Deborah S Keller, MS, MD, James M Kiely, MD, Daniel P Geisler, MD, Ravi P Kiran, MD. Columbia University Medical Center
Background: The economic and clinical benefits of laparoscopic colorectal surgery are proven, yet laparoscopy remains underutilized in appropriate cases in the United States. Use of laparoscopy in the elderly may remain specifically underutilized, despite reports of safety and feasibility. Since the elderly constitute the greatest surgical colorectal volume, our goal was to identify trends in utilization and outcomes for laparoscopic colorectal surgery in this cohort.
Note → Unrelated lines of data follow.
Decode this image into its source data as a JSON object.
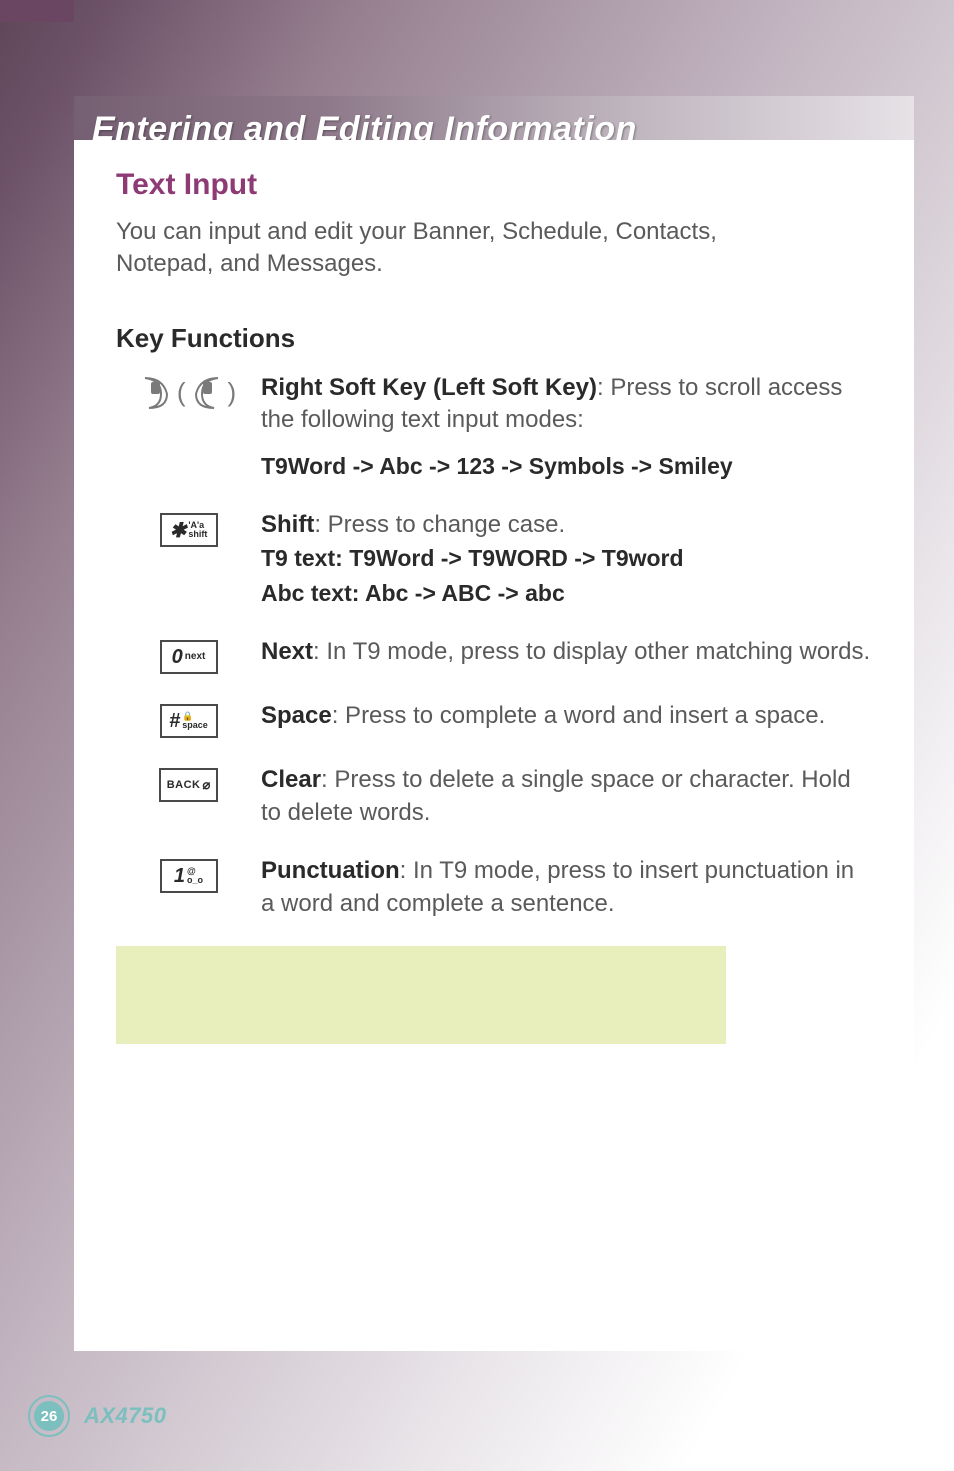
{
  "header": {
    "title": "Entering and Editing Information"
  },
  "section": {
    "title": "Text Input",
    "intro": "You can input and edit your Banner, Schedule, Contacts, Notepad, and Messages.",
    "subhead": "Key Functions"
  },
  "rows": {
    "softkey": {
      "label_bold": "Right Soft Key (Left Soft Key)",
      "label_rest": ": Press to scroll access the following text input modes:",
      "modes": "T9Word -> Abc -> 123 -> Symbols -> Smiley"
    },
    "shift": {
      "key_main": "✱",
      "key_sub_top": "'A'a",
      "key_sub_bot": "shift",
      "label_bold": "Shift",
      "label_rest": ": Press to change case.",
      "line2_prefix": "T9 text",
      "line2_rest": ": T9Word -> T9WORD -> T9word",
      "line3_prefix": "Abc text",
      "line3_rest": ": Abc -> ABC -> abc"
    },
    "next": {
      "key_main": "0",
      "key_sub": "next",
      "label_bold": "Next",
      "label_rest": ": In T9 mode, press to display other matching words."
    },
    "space": {
      "key_main": "#",
      "key_sub_top": "🔒",
      "key_sub_bot": "space",
      "label_bold": "Space",
      "label_rest": ": Press to complete a word and insert a space."
    },
    "clear": {
      "key_text": "BACK",
      "key_icon": "⌀",
      "label_bold": "Clear",
      "label_rest": ": Press to delete a single space or character. Hold to delete words."
    },
    "punct": {
      "key_main": "1",
      "key_sub_top": "@",
      "key_sub_bot": "o_o",
      "label_bold": "Punctuation",
      "label_rest": ": In T9 mode, press to insert punctuation in a word and complete a sentence."
    }
  },
  "footer": {
    "page": "26",
    "model": "AX4750"
  }
}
Methods: Review of the Premier Inpatient Database was performed for elective inpatient colorectal resections between 1/1/2010 and 9/30/2015. Patients were stratified into elderly (≥65 years) and non-elderly cohorts (<65 years), then grouped into open or laparoscopic procedures. The main outcome measures were the trends in utilization by approach and total costs for the episode of care (considering the inpatient and 30-day post-discharge periods), hospital length of stay (LOS), readmission, and complications by approach in the elderly. Multivariable regression models were used to control for differences across the platforms, adjusting patient demographic, comorbidities and hospital characteristics.
Results: Laparoscopic adoption was greater and steadily increased in the non-elderly, while in the elderly, laparoscopy rates increased until 2013, then declined, with increasing rates of open surgery. In the elderly, laparoscopy was associated with significantly lower mean total costs ($4,012 less/case), complications and readmissions less likely (36% and 33% less, respectively), and shorter LOS (2.59 less days) than open cases (all p<0.0001). When complications occurred, they were less severe and the readmission episodes were less costly with laparoscopy than open colorectal surgery.
Conclusion: The adoption of laparoscopic colorectal surgery in the elderly has lagged behind that of younger patients and has even declined slightly in recent years. Considering the reduced overall cost with improved clinical outcomes, there is a tremendous value proposition, in addition to the clinical benefits, for patients and hospitals with increased use of laparoscopic colorectal surgery in the elderly.
Presented at the SAGES 2017 Annual Meeting in Houston, TX.
Abstract ID: 91838
Program Number: P302
Presentation Session: Poster Session (Non CME)
Presentation Type: Poster